Task details:
The number of lines containing the word "false" is all you should give; count them in the records below.

Data listing:
◆ ◆ ◆ ◆

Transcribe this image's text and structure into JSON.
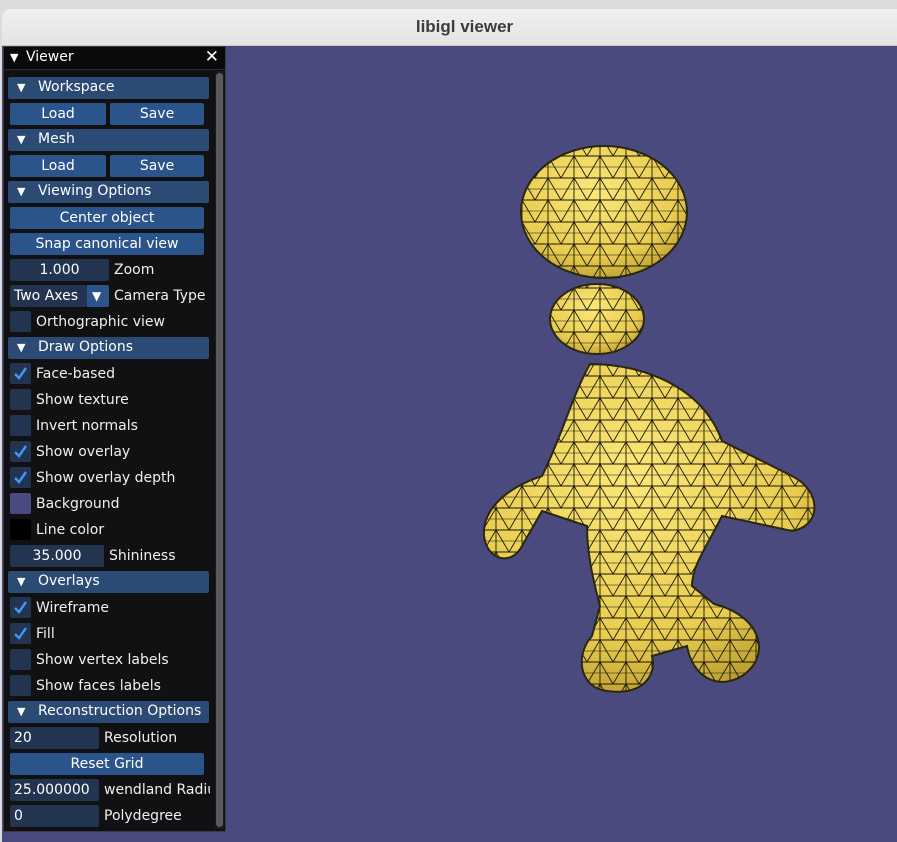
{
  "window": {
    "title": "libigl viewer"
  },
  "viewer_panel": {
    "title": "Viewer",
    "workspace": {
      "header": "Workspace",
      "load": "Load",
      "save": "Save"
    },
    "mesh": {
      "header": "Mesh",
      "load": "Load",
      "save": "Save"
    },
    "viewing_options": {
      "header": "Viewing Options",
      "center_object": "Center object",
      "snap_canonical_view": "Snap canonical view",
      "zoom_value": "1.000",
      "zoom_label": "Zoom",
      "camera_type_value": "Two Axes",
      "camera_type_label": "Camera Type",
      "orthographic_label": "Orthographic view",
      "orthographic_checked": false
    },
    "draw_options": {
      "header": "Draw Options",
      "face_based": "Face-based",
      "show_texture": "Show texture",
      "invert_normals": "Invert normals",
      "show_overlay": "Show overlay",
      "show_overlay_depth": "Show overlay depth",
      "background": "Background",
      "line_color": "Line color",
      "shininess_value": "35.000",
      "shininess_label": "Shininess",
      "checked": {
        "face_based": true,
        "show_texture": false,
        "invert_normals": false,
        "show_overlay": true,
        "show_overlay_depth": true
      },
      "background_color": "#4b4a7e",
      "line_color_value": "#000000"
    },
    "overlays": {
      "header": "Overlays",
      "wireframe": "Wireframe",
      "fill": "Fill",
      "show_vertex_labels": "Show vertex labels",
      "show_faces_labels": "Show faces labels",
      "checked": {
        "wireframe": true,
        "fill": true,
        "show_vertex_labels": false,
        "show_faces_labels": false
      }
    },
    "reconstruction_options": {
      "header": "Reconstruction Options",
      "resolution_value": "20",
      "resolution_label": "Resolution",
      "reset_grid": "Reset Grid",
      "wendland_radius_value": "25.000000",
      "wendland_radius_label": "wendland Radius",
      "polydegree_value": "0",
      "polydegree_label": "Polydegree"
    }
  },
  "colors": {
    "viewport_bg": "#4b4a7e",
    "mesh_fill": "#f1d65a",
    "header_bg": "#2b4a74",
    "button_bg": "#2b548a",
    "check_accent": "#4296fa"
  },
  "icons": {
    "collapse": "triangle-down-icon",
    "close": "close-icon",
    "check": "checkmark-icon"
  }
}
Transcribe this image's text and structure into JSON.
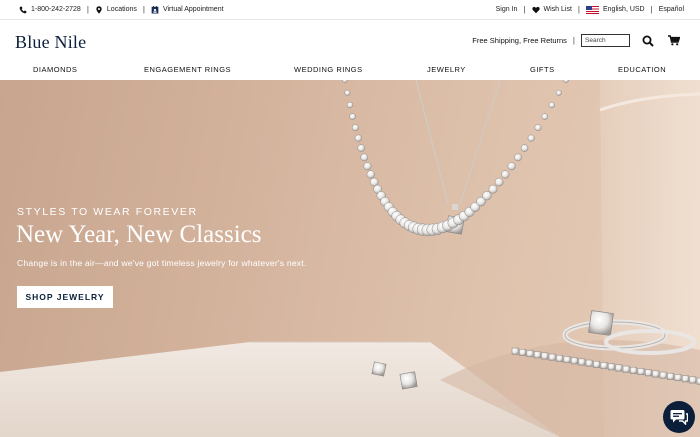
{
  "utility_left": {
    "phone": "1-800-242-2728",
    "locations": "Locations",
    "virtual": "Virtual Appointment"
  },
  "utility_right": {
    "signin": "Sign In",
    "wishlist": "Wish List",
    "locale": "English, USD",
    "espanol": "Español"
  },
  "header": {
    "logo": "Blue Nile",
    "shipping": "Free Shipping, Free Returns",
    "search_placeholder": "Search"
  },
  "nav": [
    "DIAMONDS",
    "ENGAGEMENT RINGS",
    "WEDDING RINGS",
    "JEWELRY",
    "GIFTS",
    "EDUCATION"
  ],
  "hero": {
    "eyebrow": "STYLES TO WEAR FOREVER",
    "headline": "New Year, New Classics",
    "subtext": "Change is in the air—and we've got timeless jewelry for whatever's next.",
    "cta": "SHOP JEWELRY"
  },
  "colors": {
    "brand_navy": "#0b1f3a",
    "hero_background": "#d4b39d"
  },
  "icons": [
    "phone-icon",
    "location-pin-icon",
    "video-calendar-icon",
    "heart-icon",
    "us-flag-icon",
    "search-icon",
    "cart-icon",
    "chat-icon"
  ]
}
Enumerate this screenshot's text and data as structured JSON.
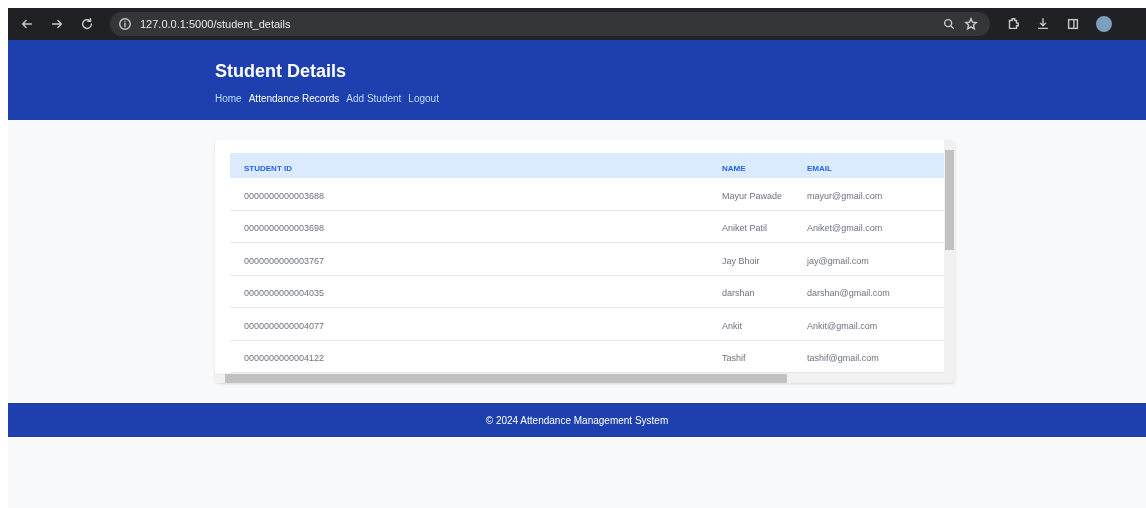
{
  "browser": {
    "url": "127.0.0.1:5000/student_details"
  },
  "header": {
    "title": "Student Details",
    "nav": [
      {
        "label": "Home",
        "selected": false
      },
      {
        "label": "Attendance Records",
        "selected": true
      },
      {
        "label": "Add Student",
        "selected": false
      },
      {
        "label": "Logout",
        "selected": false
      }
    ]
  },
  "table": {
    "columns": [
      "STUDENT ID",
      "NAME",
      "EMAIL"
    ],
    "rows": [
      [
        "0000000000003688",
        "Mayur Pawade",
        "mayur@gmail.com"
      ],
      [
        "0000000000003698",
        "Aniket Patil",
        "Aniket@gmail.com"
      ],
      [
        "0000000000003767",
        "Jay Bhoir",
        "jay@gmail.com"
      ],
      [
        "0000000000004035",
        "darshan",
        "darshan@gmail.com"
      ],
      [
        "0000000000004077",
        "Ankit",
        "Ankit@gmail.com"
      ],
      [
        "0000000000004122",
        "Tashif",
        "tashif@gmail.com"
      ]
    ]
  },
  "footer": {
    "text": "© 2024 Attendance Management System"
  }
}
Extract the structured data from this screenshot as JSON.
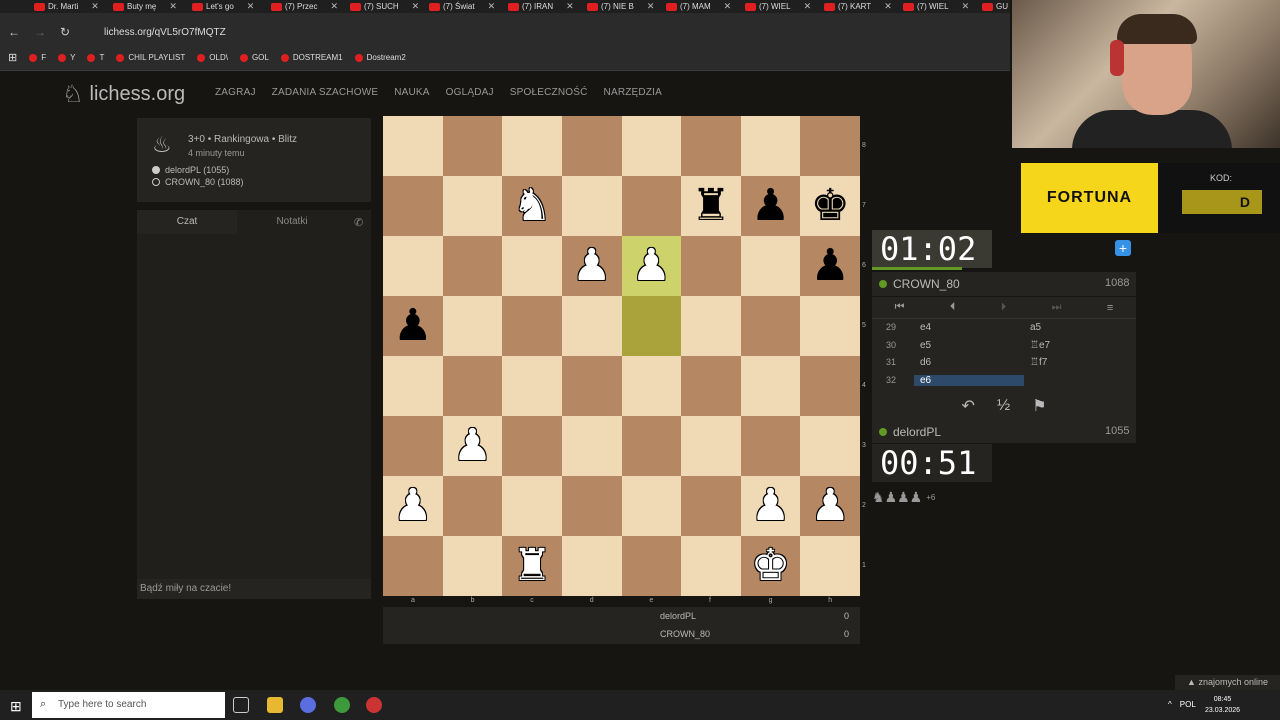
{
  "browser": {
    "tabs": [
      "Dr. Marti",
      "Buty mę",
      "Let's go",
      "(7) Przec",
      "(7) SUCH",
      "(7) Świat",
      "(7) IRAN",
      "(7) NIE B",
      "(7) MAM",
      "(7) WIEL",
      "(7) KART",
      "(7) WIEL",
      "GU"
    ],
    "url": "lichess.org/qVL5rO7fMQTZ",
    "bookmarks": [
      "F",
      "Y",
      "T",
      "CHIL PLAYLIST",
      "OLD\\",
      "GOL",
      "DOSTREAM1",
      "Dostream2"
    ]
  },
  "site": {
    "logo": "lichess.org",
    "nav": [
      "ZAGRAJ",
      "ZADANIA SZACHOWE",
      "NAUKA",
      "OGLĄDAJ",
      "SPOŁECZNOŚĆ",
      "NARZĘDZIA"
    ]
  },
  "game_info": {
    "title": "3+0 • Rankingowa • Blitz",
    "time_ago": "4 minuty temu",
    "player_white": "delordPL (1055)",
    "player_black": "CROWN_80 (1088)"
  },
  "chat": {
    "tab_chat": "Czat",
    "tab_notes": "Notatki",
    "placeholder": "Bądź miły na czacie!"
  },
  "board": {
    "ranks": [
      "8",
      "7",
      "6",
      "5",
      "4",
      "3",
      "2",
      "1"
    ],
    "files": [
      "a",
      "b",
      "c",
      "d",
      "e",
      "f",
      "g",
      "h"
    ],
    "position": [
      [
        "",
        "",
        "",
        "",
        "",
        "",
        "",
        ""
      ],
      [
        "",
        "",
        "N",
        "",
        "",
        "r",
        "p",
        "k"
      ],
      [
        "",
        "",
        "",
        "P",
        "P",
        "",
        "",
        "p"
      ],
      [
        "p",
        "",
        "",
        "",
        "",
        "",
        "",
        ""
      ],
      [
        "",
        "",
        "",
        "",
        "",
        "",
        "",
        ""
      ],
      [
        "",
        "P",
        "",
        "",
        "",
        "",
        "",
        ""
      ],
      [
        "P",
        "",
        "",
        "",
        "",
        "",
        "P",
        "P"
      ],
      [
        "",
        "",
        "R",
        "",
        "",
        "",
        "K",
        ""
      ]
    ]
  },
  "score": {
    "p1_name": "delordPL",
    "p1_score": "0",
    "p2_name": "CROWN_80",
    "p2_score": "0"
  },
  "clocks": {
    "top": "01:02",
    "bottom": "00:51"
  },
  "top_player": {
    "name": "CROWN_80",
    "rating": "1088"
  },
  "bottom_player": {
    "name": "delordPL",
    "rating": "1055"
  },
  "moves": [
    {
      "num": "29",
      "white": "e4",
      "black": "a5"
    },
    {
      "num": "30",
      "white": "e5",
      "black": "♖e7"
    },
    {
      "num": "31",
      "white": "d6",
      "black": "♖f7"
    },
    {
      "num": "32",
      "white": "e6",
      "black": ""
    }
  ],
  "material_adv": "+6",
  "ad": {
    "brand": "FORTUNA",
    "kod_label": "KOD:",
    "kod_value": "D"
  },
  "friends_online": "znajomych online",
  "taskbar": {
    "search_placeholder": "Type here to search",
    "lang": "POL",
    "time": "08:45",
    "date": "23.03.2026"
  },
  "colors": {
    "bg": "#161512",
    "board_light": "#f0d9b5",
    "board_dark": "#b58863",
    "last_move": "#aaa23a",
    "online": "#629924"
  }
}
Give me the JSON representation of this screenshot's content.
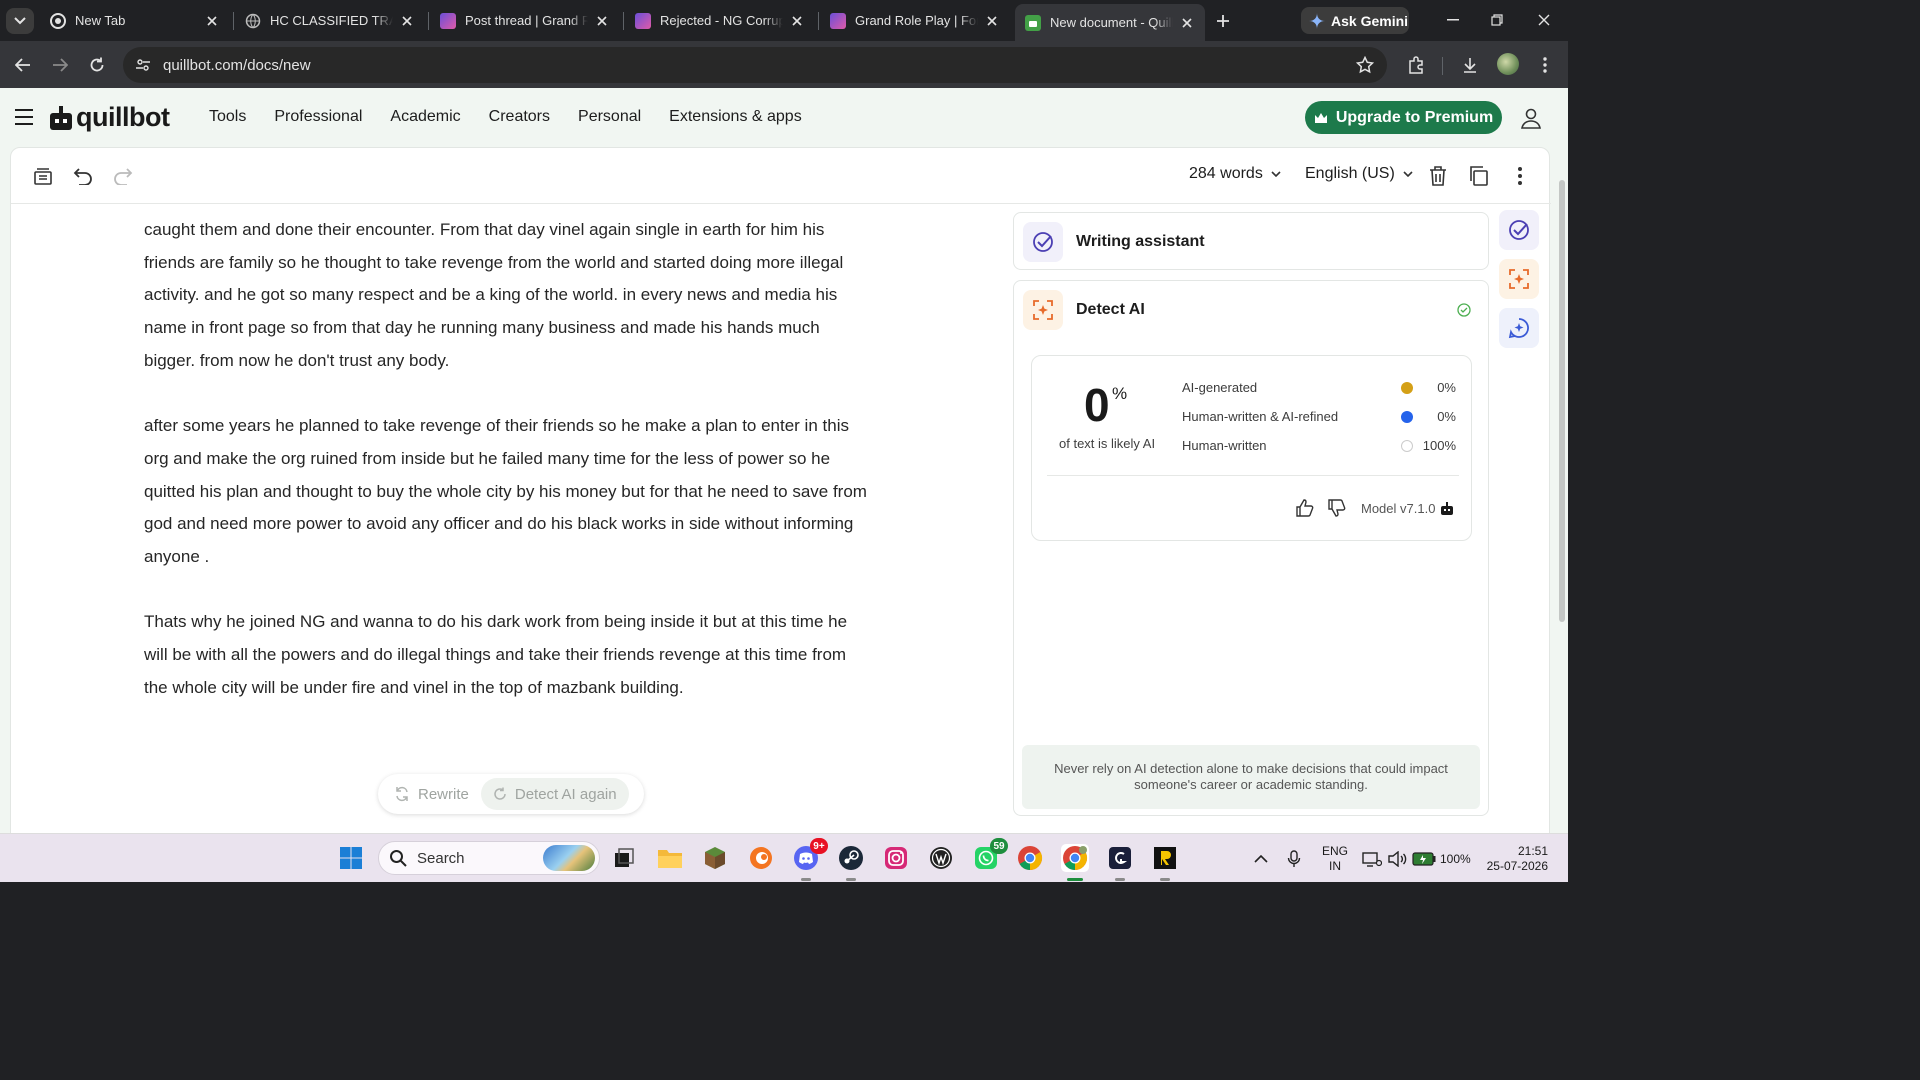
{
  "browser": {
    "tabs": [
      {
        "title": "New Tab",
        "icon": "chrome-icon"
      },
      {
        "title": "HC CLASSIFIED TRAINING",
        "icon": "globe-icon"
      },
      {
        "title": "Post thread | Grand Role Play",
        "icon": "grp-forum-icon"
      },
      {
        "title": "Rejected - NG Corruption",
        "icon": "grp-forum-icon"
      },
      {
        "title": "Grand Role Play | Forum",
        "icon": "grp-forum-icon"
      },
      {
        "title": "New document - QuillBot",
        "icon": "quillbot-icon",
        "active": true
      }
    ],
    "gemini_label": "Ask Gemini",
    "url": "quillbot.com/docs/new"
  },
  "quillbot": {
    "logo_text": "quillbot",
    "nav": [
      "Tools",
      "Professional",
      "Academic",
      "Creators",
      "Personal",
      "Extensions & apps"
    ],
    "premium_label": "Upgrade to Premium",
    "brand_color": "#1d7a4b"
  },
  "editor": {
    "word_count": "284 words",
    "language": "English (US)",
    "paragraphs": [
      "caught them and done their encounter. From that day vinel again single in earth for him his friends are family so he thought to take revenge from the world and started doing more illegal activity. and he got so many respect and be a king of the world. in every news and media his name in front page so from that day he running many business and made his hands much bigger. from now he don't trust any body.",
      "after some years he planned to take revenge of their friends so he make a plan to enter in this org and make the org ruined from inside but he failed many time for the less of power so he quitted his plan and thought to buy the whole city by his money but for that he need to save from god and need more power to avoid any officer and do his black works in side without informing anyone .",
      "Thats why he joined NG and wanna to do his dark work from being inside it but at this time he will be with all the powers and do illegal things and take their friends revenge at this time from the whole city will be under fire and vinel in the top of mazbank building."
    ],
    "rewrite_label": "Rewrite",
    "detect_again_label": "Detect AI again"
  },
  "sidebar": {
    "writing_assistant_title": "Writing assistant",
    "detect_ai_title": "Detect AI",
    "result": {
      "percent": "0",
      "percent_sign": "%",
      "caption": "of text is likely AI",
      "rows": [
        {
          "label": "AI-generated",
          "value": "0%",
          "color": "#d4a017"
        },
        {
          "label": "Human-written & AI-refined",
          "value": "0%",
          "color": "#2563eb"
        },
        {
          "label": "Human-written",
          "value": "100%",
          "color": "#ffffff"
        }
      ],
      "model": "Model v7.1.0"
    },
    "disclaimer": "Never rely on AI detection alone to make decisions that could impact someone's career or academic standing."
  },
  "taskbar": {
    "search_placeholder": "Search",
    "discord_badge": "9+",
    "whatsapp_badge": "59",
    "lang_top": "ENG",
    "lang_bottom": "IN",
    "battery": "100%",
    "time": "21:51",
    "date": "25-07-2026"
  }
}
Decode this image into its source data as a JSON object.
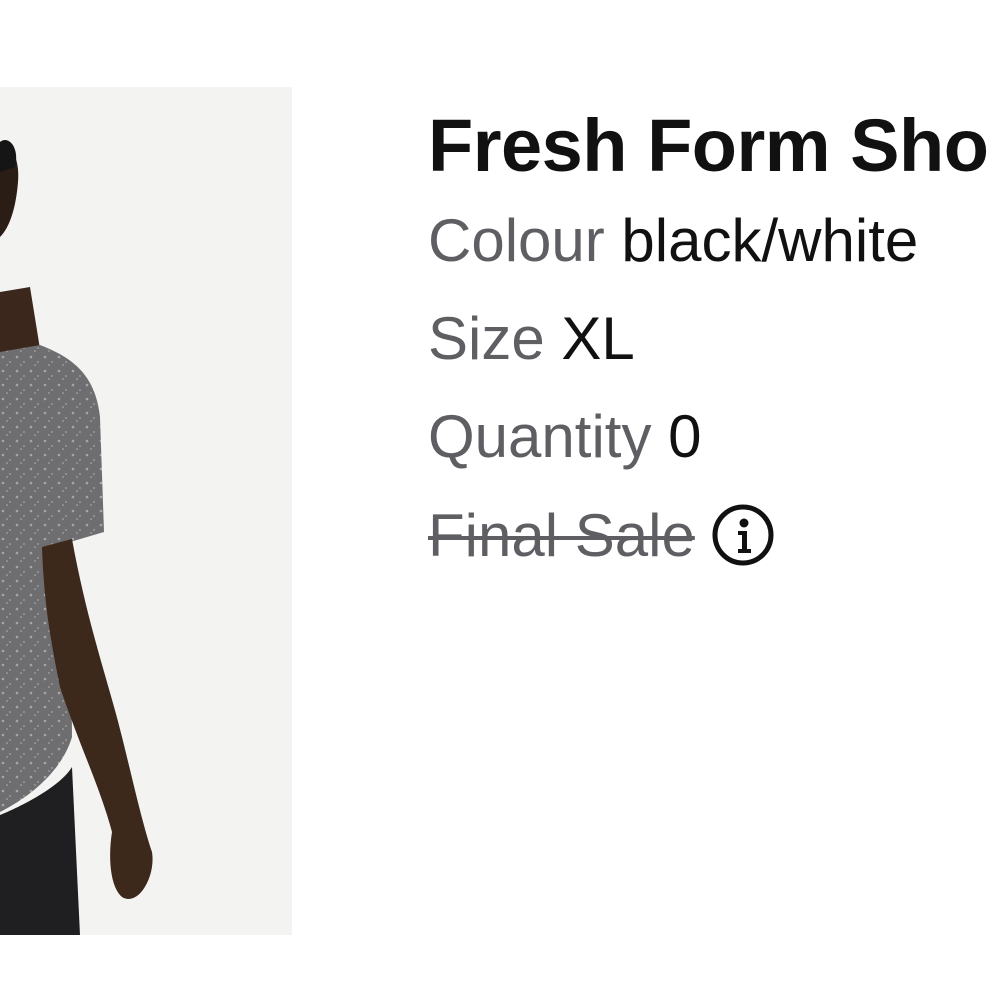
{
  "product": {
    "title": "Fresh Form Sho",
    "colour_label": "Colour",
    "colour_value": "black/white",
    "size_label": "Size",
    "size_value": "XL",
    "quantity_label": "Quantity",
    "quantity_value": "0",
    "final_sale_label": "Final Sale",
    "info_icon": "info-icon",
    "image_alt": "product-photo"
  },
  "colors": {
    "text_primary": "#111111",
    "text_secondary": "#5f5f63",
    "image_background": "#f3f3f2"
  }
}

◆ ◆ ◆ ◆

Completed task:
8